Ecopsychology This subfield extends beyond the traditional built environment of psychology in order to examine why people continue environmentally damaging behaviour, and to develop methods of positive motivation for adopting sustainable practices.[2] Evidence suggests that many environmentally damaging behaviours are addictive at some level, and thus are more effectively addressed through positive emotional fulfillment rather than by inflicting shame. Other names used to refer to ecopsychology include, Gaia psychology,[3] psychoecology, ecotherapy, environmental psychology, green psychology, global therapy, green therapy, Earth-centered therapy, reearthing, nature-based psychotherapy, shamanic counselling, ecosophy [4] and sylvan therapy. The main premise of ecopsychology is that while today the human mind is shaped by the modern social world, it is adapted to the natural environment in which it evolved.[5] According to the biophilia hypothesis of biologist E.O.

Council of All Beings Back to Deep Ecology Index Council of All Beings Brief Description Workshop Manual Council of All Beings for Youth Joanna Macy article 8/02 and essay from "Coming Back to Life" August 2012 Great story by Gerry Coates Thom Hartmann: How America Killed Its Middle Class April 17, 2014 | Like this article? Join our email list: Stay up to date with the latest headlines via email. Gaia hypothesis The study of planetary habitability is partly based upon extrapolation from knowledge of the Earth's conditions, as the Earth is the only planet currently known to harbour life The Gaia hypothesis, also known as Gaia theory or Gaia principle, proposes that organisms interact with their inorganic surroundings on Earth to form a self-regulating, complex system that contributes to maintaining the conditions for life on the planet. Topics of interest include how the biosphere and the evolution of life forms affect the stability of global temperature, ocean salinity, oxygen in the atmosphere and other environmental variables that affect the habitability of Earth. Introduction[edit] Less accepted versions of the hypothesis claim that changes in the biosphere are brought about through the coordination of living organisms and maintain those conditions through homeostasis.

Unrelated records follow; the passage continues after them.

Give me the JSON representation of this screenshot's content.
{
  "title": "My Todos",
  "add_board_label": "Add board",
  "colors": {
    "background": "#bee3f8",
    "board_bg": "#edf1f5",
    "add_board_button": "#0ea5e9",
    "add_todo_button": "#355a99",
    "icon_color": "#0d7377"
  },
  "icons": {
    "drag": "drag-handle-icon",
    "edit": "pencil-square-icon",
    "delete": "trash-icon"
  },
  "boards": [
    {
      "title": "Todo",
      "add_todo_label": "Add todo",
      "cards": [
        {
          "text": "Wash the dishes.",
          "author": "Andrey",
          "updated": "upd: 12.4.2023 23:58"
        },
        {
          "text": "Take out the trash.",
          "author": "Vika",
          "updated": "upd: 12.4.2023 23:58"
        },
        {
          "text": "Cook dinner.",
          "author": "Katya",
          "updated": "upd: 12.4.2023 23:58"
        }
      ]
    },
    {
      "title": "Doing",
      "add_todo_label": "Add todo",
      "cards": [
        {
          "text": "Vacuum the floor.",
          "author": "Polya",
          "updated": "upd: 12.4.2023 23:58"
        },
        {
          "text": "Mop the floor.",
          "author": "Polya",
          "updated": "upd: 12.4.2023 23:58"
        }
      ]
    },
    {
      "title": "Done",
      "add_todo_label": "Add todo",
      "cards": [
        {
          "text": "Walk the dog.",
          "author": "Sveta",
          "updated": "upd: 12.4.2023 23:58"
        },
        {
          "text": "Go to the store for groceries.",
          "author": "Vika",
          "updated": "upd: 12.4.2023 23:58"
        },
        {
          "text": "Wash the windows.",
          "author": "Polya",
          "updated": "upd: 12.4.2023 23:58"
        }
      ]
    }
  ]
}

Drifter (person) A 2004 poster announcing a large-scale dérive in London, led by a psychogeographical society In psychogeography, a dérive is an unplanned journey through a landscape, usually urban, on which the subtle aesthetic contours of the surrounding architecture and geography subconsciously direct the travellers, with the ultimate goal of encountering an entirely new and authentic experience. Situationist theorist Guy Debord defines the dérive as "a mode of experimental behavior linked to the conditions of urban society: a technique of rapid passage through varied ambiances." He also notes that "the term also designates a specific uninterrupted period of dériving

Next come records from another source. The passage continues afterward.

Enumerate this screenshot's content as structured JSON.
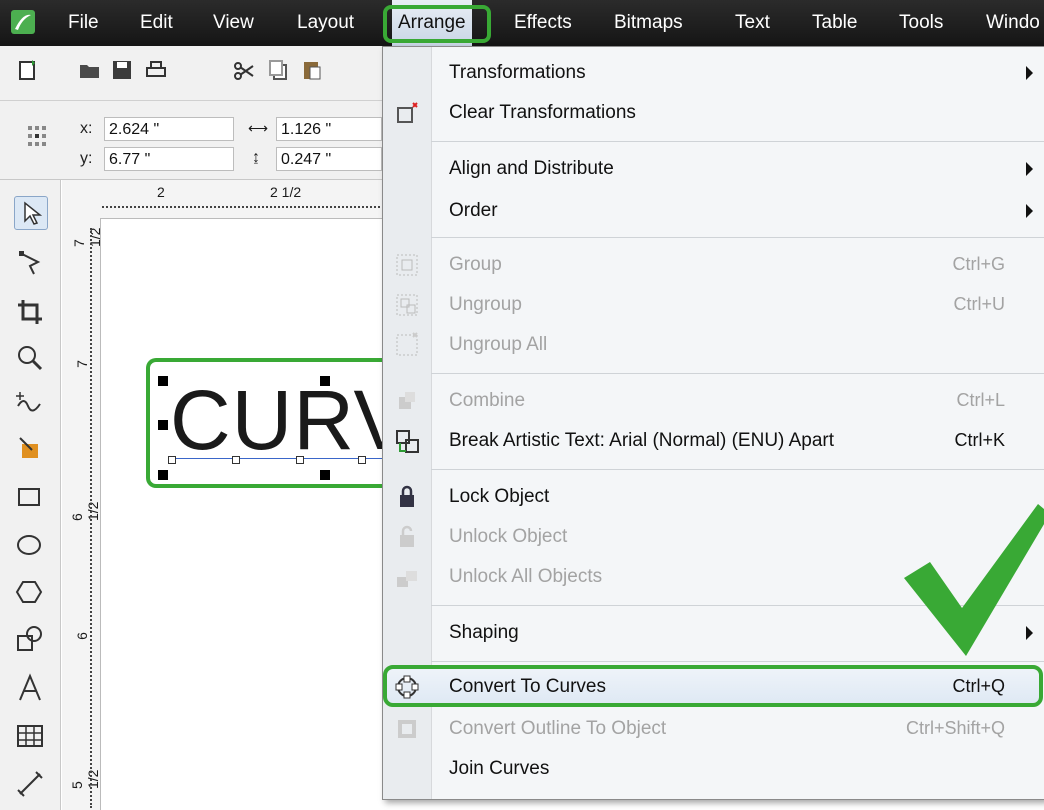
{
  "menubar": {
    "items": [
      "File",
      "Edit",
      "View",
      "Layout",
      "Arrange",
      "Effects",
      "Bitmaps",
      "Text",
      "Table",
      "Tools",
      "Windo"
    ],
    "active": "Arrange"
  },
  "propbar": {
    "x_label": "x:",
    "x_value": "2.624 \"",
    "y_label": "y:",
    "y_value": "6.77 \"",
    "w_value": "1.126 \"",
    "h_value": "0.247 \""
  },
  "ruler": {
    "top_ticks": [
      "2",
      "2 1/2"
    ],
    "left_ticks": [
      "7 1/2",
      "7",
      "6 1/2",
      "6",
      "5 1/2"
    ]
  },
  "canvas": {
    "text": "CURV"
  },
  "menu": {
    "items": [
      {
        "label": "Transformations",
        "shortcut": "",
        "submenu": true,
        "disabled": false
      },
      {
        "label": "Clear Transformations",
        "shortcut": "",
        "submenu": false,
        "disabled": false
      },
      {
        "label": "Align and Distribute",
        "shortcut": "",
        "submenu": true,
        "disabled": false
      },
      {
        "label": "Order",
        "shortcut": "",
        "submenu": true,
        "disabled": false
      },
      {
        "label": "Group",
        "shortcut": "Ctrl+G",
        "submenu": false,
        "disabled": true
      },
      {
        "label": "Ungroup",
        "shortcut": "Ctrl+U",
        "submenu": false,
        "disabled": true
      },
      {
        "label": "Ungroup All",
        "shortcut": "",
        "submenu": false,
        "disabled": true
      },
      {
        "label": "Combine",
        "shortcut": "Ctrl+L",
        "submenu": false,
        "disabled": true
      },
      {
        "label": "Break Artistic Text: Arial (Normal) (ENU) Apart",
        "shortcut": "Ctrl+K",
        "submenu": false,
        "disabled": false
      },
      {
        "label": "Lock Object",
        "shortcut": "",
        "submenu": false,
        "disabled": false
      },
      {
        "label": "Unlock Object",
        "shortcut": "",
        "submenu": false,
        "disabled": true
      },
      {
        "label": "Unlock All Objects",
        "shortcut": "",
        "submenu": false,
        "disabled": true
      },
      {
        "label": "Shaping",
        "shortcut": "",
        "submenu": true,
        "disabled": false
      },
      {
        "label": "Convert To Curves",
        "shortcut": "Ctrl+Q",
        "submenu": false,
        "disabled": false,
        "highlighted": true
      },
      {
        "label": "Convert Outline To Object",
        "shortcut": "Ctrl+Shift+Q",
        "submenu": false,
        "disabled": true
      },
      {
        "label": "Join Curves",
        "shortcut": "",
        "submenu": false,
        "disabled": false
      }
    ]
  },
  "colors": {
    "highlight_green": "#39a935",
    "menubar_bg": "#1f1f1f",
    "disabled_text": "#a3a3a3"
  }
}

A natural state of mind ScienceLine has an excellent article on ecopsychology – a branch of cognitive science that looks at the impact of the environment on the mind. Originally considered a bit wishy washy due to a lack of hard data and more than a touch of hippie chic, it’s proponents are now starting to collect good evidence on the mental benefits of the natural world. Don’t be put off by the spectacularly bad headline (“Can a Stroll in the Park Replace the Psychiatrist’s Couch?” – what?) as the piece actually asks some tough questions about the ‘ecopsychology’ approach and discusses some of the first controlled studies, including this wonderful example:

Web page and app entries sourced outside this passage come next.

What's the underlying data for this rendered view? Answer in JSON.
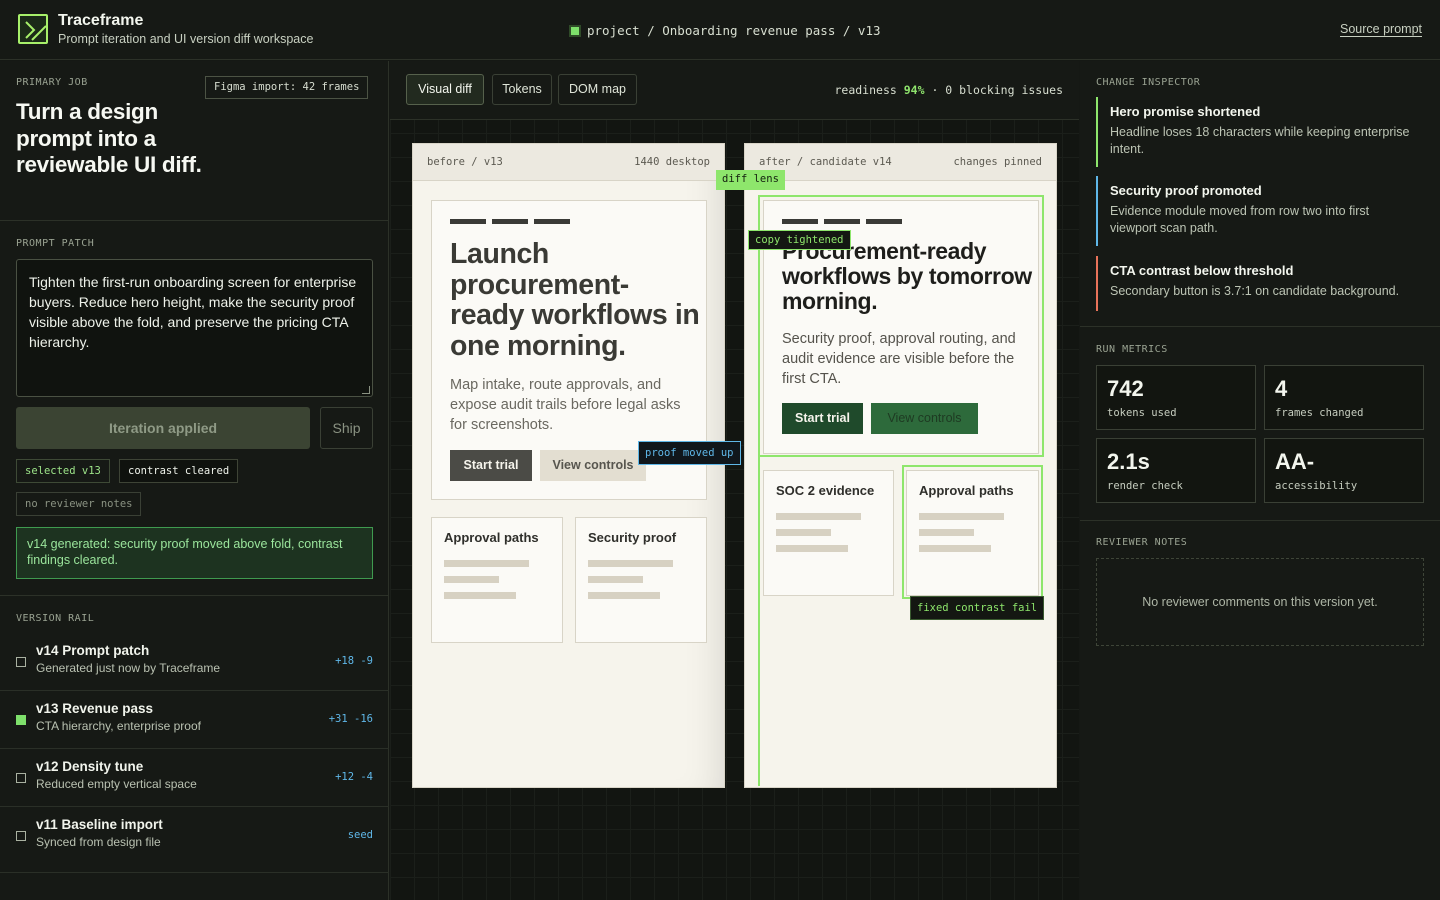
{
  "app": {
    "name": "Traceframe",
    "subtitle": "Prompt iteration and UI version diff workspace"
  },
  "breadcrumb": "project / Onboarding revenue pass / v13",
  "source_prompt": "Source prompt",
  "left": {
    "primary_job_label": "PRIMARY JOB",
    "figma_badge": "Figma import: 42 frames",
    "primary_job_title": "Turn a design prompt into a reviewable UI diff.",
    "prompt_patch_label": "PROMPT PATCH",
    "prompt_text": "Tighten the first-run onboarding screen for enterprise buyers. Reduce hero height, make the security proof visible above the fold, and preserve the pricing CTA hierarchy.",
    "applied_button": "Iteration applied",
    "ship_button": "Ship",
    "chips": {
      "selected": "selected v13",
      "contrast": "contrast cleared",
      "notes": "no reviewer notes"
    },
    "generated_msg": "v14 generated: security proof moved above fold, contrast findings cleared.",
    "version_rail_label": "VERSION RAIL",
    "versions": [
      {
        "title": "v14 Prompt patch",
        "sub": "Generated just now by Traceframe",
        "delta": "+18 -9"
      },
      {
        "title": "v13 Revenue pass",
        "sub": "CTA hierarchy, enterprise proof",
        "delta": "+31 -16"
      },
      {
        "title": "v12 Density tune",
        "sub": "Reduced empty vertical space",
        "delta": "+12 -4"
      },
      {
        "title": "v11 Baseline import",
        "sub": "Synced from design file",
        "delta": "seed"
      }
    ]
  },
  "center": {
    "tabs": [
      "Visual diff",
      "Tokens",
      "DOM map"
    ],
    "readiness_prefix": "readiness ",
    "readiness_value": "94%",
    "readiness_suffix": " · 0 blocking issues",
    "before": {
      "label": "before / v13",
      "size": "1440 desktop",
      "headline": "Launch procurement-ready workflows in one morning.",
      "body": "Map intake, route approvals, and expose audit trails before legal asks for screenshots.",
      "primary": "Start trial",
      "secondary": "View controls",
      "card1": "Approval paths",
      "card2": "Security proof"
    },
    "after": {
      "label": "after / candidate v14",
      "status": "changes pinned",
      "headline": "Procurement-ready workflows by tomorrow morning.",
      "body": "Security proof, approval routing, and audit evidence are visible before the first CTA.",
      "primary": "Start trial",
      "secondary": "View controls",
      "card1": "SOC 2 evidence",
      "card2": "Approval paths"
    },
    "annotations": {
      "lens": "diff lens",
      "copy": "copy tightened",
      "proof": "proof moved up",
      "contrast": "fixed contrast fail"
    }
  },
  "right": {
    "inspector_label": "CHANGE INSPECTOR",
    "changes": [
      {
        "title": "Hero promise shortened",
        "desc": "Headline loses 18 characters while keeping enterprise intent.",
        "color": "#8ee66c"
      },
      {
        "title": "Security proof promoted",
        "desc": "Evidence module moved from row two into first viewport scan path.",
        "color": "#5fb7e8"
      },
      {
        "title": "CTA contrast below threshold",
        "desc": "Secondary button is 3.7:1 on candidate background.",
        "color": "#e8735a"
      }
    ],
    "metrics_label": "RUN METRICS",
    "metrics": [
      {
        "value": "742",
        "label": "tokens used"
      },
      {
        "value": "4",
        "label": "frames changed"
      },
      {
        "value": "2.1s",
        "label": "render check"
      },
      {
        "value": "AA-",
        "label": "accessibility"
      }
    ],
    "notes_label": "REVIEWER NOTES",
    "notes_empty": "No reviewer comments on this version yet."
  }
}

What is Deep Ecology? Stephan Harding “Through deep experience, deep questioning and deep commitment emerges deep ecology.” In the 1960s, having read Rachel Carson’s book Silent Spring, Arne Naess was moved to apply his formidable philosophical skills to understanding the ecological crisis and its resolution. Since becoming the youngest ever professor of philosophy at the University of Oslo whilst still in his twenties, Arne Naess revealed his brilliance by studying and writing extensively in many fields, including semantics, philosophy of science, and the works of Spinoza and Gandhi. But he was much more than an academic.